Search the data below for the word "Microsoft" and copy each line that holds it.

### DATA TO USE
________________________

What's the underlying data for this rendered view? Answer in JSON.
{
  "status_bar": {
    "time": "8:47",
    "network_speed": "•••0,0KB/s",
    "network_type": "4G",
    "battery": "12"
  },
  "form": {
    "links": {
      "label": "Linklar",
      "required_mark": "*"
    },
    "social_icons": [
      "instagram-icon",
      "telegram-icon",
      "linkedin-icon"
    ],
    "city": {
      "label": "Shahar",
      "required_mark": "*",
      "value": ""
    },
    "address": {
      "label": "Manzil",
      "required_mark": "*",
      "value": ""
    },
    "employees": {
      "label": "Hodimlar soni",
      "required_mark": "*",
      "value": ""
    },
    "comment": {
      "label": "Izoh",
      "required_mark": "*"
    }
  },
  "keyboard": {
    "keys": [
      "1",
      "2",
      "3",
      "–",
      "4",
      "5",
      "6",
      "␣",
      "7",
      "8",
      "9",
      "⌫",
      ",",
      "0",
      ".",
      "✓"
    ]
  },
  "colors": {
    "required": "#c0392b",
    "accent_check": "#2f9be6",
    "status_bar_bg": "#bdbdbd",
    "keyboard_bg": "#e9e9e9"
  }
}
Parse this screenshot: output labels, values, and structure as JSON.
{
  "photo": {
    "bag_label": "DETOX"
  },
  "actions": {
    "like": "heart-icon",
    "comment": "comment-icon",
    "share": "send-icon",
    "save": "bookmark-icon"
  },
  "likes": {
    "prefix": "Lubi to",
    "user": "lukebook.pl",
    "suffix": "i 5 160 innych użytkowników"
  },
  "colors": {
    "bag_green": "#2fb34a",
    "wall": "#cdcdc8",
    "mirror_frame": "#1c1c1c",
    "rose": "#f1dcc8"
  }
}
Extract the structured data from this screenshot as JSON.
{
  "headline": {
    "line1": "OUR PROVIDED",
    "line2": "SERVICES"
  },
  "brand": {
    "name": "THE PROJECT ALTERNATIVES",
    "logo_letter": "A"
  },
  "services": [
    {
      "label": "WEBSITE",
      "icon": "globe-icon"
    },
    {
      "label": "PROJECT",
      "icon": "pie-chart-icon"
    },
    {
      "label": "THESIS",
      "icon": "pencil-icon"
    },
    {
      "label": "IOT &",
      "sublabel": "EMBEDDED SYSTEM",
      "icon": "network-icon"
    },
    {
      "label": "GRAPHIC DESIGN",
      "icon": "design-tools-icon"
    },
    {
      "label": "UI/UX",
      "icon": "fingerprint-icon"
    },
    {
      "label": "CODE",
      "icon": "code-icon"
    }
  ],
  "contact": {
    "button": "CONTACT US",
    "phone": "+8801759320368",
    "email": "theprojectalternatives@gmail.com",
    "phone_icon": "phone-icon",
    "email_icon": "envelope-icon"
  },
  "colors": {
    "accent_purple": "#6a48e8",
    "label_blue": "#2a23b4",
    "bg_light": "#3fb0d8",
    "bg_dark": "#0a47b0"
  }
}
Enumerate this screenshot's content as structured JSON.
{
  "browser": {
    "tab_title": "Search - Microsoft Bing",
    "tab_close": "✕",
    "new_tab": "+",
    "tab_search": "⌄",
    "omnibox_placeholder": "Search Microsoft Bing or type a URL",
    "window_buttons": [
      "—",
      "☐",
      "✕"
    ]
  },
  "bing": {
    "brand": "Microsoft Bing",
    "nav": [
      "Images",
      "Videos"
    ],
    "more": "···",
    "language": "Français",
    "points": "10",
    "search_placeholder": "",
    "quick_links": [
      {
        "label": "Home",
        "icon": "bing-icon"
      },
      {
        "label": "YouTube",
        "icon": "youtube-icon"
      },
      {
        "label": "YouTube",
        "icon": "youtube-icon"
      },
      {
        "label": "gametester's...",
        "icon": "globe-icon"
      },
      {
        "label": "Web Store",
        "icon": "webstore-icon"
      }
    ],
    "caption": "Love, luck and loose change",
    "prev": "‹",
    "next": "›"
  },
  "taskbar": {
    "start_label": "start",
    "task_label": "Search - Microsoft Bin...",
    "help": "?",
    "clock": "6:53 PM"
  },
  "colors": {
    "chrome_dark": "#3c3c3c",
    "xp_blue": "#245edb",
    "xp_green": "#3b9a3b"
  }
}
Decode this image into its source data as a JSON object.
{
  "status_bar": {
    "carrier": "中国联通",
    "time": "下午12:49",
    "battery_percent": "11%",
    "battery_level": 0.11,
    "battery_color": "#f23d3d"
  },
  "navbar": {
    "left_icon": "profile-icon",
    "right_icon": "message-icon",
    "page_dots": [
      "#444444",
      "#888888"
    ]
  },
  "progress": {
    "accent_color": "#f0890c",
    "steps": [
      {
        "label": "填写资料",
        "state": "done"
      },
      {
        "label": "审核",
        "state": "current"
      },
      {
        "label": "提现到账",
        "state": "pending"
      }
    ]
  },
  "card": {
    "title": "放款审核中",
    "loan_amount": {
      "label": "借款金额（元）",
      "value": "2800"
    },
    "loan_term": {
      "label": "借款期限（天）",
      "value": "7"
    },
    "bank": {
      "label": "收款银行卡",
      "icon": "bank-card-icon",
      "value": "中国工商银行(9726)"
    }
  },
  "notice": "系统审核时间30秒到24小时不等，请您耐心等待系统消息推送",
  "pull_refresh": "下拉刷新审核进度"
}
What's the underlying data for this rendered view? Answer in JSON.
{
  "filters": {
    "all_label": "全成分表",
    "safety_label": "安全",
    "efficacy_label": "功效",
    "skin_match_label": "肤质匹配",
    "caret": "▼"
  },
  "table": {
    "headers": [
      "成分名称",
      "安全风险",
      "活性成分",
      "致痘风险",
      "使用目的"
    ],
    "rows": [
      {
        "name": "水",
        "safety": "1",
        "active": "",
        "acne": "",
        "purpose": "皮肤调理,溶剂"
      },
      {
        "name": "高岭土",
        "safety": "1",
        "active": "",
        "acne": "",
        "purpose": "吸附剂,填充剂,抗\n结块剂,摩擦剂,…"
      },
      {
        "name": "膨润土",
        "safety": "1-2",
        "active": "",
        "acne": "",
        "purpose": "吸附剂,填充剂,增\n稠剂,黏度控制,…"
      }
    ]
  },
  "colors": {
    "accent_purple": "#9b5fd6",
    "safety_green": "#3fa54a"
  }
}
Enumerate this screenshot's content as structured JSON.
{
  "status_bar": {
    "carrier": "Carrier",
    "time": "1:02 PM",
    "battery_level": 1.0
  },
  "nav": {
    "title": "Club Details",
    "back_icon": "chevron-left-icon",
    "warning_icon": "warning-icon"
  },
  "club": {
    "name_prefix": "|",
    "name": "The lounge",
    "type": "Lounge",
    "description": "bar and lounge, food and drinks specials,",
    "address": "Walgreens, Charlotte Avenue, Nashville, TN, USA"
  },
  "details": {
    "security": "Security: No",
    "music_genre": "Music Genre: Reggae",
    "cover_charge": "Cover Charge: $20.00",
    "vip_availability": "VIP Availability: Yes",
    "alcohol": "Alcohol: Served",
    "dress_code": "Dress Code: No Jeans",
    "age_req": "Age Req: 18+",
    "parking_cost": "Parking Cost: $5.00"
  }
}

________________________

### TASK ANSWER
    "tab_title": "Search - Microsoft Bing",
    "omnibox_placeholder": "Search Microsoft Bing or type a URL",
    "brand": "Microsoft Bing",
    "task_label": "Search - Microsoft Bin...",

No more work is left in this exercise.